These are only a few of the cases which Darwin gives, and many more might be added from other authorities, but I have given enough to show that external conditions of life may act in one country to cause certain modifications which are entirely absent in another country.
The change of Artemia into Branchippus, by rearing it in fresh water, is one of the most remarkable instances of definite modification due to a change of external conditions. Artemia salina is a small crustacean, found in the salt lakes of America, Europe, and Africa. When this species is kept in water in which the quantity of salt is gradually diminished, it becomes transformed, in a few generations, into what has been described as a distinct species—Artemia Milhausenii—and if the process of diluting with fresh water is continued until it finally becomes perfectly fresh, the Artemia becomes changed into the well-known fresh-water form Branchippus, which has always been considered a distinct genus.
Semper has shown (Animal Life, p. 161) that certain definite changes in the size of the fresh-water snail Lymnsea are produced in a short time by confining it in a small quantity of water.
These are a few of the cases where we are able to show, by experiment, that certain race-characteristics are not congenital, but are due to external influences, and we have every reason to believe that the same thing is true in many cases which have never been made the subject of experiment, and in many more where experiment is impossible, since the change would cause death rather than modification.
The possibility that structures of the greatest constancy and importance may not really be hereditary is well illustrated by Hunter's well-known experiments on the sea-gull. In pigeons, and in most birds which feed upon grain, the muscular wall of a portion of the stomach is greatly developed, to form the crushing and grinding gizzard, which is lined with a covering of tough membrane, while the stomach of the gull and of most fleshfeeding birds is soft, and the muscular layer little developed. Hunter fed a sea-gull for a year on grain, and he thus succeeded in hardening the inner coat of the bird's stomacb, thus forming a true gizzard; and Darwin quotes from Dr. Edmonston the statement that a similar change occurs twice a year in the stomach of another sea-gtill in the Shetland Islands, where this bird frequents the corn-fields and feeds on seeds in the spring, but catches fish during the rest of the year. This observer has noticed a great change in the stomach of a wren which had long been fed on vegetable food; and Menetries states that when an owl was similarly treated the form of the stomach was changed, and the inner coat became leathery, while the liver increased in size. Semper states that Dr. Holmgrin has been able to transform the gizzard of a pigeon into a carnivorous stomach by feeding the bird on meat for a long time.
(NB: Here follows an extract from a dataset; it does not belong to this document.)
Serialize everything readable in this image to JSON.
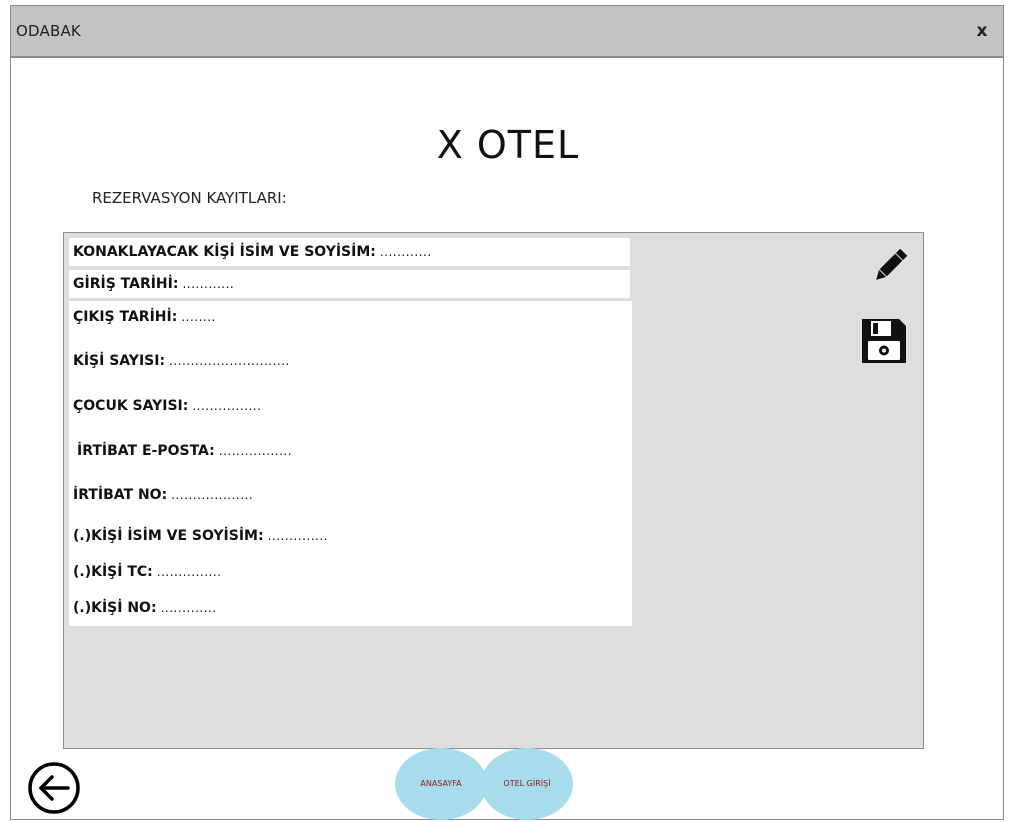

There is no reason for believing that the few cases known to us are all which are due to the direct action of external conditions, and we must acknowledge that there may possibly be many structural characteristics of animals and plants which are not hereditary, but are constant simply because the conditions which cause them are constant, and as we are only compelled to attribute to the ovum representatives of all the hereditary race characteristics, it will be seen that the structural complexity of the egg may be vastly less than that of the developed organism.
This is not all, however. There may be many congenital race characteristics which are not hereditary.
The various parts of a developing organism are exposed in countless ways to the influence of other parts. The simplest illustration of this fact is the mechanical pressure exerted upon each other by the developing viscera.
This is a subject which is almost outside the province of experiment, for we cannot shut out the influence of any particular organ without removing the organ itself, and the removal of any organ of considerable size is